2.5.1 Voluntary OHSMS initiatives The Dupont Corporation has long been regarded as a leader in occupational health and safety, which led to the development of a Dupont OHSMS and consultancy (Wokutch and VanSandt, 2000). Other well-known proprietary systems include the International Safety Rating System (ISRS), the Five Star system, the chemical industry’s Responsible Care system, the Oil Industry International Exploration and Production Forum (E & P Forum) system, and the American Industrial Hygiene Association’s OHSMS.
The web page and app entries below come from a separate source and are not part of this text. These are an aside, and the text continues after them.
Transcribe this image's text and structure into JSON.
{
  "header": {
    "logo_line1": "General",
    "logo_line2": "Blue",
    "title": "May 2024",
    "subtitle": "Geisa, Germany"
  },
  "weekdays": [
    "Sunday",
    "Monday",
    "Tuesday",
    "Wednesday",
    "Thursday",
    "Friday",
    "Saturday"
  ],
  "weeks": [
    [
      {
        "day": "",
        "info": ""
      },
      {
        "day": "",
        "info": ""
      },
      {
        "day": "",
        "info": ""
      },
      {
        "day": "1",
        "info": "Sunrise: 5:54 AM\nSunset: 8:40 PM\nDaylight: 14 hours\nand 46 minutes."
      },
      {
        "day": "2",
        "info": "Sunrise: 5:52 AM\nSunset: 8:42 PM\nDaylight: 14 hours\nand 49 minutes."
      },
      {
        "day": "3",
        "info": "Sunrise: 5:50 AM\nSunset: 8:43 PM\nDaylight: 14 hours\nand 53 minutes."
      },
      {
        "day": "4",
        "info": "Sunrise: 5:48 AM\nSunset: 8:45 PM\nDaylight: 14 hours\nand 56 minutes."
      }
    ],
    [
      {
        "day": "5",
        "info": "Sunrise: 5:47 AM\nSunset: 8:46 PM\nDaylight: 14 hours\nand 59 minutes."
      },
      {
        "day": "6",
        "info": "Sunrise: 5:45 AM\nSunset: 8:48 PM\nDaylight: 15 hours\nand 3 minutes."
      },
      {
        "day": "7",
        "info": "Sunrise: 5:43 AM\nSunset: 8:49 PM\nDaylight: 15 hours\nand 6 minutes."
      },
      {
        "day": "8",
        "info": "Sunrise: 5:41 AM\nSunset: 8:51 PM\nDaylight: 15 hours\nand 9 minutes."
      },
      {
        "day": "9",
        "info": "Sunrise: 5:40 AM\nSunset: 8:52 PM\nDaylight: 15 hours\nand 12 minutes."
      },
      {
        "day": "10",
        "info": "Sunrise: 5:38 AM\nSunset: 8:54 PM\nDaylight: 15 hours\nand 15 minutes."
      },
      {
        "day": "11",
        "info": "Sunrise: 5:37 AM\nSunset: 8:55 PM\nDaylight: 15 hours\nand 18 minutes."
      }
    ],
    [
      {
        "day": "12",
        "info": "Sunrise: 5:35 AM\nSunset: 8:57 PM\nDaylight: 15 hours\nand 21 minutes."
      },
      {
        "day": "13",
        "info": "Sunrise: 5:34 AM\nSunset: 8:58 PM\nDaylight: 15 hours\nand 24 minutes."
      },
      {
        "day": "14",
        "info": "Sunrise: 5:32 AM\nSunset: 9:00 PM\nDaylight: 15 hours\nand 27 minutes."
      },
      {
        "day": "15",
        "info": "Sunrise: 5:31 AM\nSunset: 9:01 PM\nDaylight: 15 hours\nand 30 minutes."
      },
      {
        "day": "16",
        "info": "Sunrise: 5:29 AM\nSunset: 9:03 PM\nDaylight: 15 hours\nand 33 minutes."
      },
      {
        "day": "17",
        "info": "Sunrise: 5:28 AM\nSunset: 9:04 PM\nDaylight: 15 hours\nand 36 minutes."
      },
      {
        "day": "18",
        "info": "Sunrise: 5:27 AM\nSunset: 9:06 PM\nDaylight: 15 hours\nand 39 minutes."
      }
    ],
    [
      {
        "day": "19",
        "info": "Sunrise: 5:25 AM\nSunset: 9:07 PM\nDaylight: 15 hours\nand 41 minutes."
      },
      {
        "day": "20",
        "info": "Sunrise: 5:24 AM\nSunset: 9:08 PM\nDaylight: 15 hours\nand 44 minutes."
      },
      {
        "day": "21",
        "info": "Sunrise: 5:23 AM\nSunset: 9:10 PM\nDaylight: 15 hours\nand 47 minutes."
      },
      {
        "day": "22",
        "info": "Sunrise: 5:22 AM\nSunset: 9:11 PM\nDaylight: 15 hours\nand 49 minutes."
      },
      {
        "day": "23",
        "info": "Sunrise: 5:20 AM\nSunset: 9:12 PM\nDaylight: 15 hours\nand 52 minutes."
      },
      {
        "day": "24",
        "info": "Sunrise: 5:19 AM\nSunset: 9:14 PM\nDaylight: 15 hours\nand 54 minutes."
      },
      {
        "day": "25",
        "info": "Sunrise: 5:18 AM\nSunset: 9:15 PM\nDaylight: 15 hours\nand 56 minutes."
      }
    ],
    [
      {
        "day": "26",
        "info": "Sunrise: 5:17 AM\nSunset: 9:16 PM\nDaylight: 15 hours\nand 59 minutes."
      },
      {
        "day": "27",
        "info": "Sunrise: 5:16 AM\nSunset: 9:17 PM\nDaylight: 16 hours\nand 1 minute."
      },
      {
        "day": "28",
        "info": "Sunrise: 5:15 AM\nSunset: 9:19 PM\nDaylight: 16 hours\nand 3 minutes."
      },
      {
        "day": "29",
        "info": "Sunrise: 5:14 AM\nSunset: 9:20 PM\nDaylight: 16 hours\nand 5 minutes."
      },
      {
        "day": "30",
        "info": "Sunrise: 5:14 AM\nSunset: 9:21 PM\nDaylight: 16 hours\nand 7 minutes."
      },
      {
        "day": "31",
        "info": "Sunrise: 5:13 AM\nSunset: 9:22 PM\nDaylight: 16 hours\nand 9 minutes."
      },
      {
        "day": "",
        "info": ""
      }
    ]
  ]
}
The International Organisation for Standardization (ISO) considered developing an international management standard for OHS, similar to those already established for quality (ISO 9001) and the environment (ISO 14001). Support for this development among member organizations was insufficient, however, and the project was disbanded in 2001 (Bennett, 2002).
Companies have nevertheless sought certification to an ISO-compatible occupational health and safety standard. Indeed, the British Standards Institute developed OHSAS 18001 in response to this demand (Abad et al., 2002). This standard is internationally recognized and has been adopted by industry as a proxy for an ISO standard. In some industries, there are even pressures from trading partners to adopt the OHSAS 18001 standard, as there have been previously for ISO 9001 and ISO 14001. In addition, some companies see potential efficiencies by adopting an OHSMS that can be integrated with their existing ISO-based management systems for quality and the environment (Winder, 1997; Wright, 2000).
The international OHS standard project was referred by ISO to the International Labour Organization, which was thought to be a more appropriate forum for it. Following this referral, ILO developed Guidelines on Occupational Health and Safety Management Systems in 2001 (ILO, 2001) through a consensus process that included equal representation from government, labour and employers. The ILO guidelines were envisioned as models for national standards.
Dalrymple et al. (1998) found that national voluntary standards for OHSMSs in draft or final form existed in Australia/New Zealand (AS/NZS 4804), Ireland, Jamaica, the Netherlands, Norway, Spain, and the United Kingdom. The forerunner of the British Standards Institute’s OHSMSs (BS 8800, OHSAS 18001) was developed by the public sector Health and Safety Executive (HSG65; HSE 1997). The American National Standards Association (ANSI) and the Canadian Standards Association (CSA) are both in the process of developing a national standard. The Canadian organization has included the ILO Guidelines, OHSAS 18001, and the draft ANSI standard as reference documents.
Effectiveness of Occupational Health & Safety Management Systems: A Systematic Review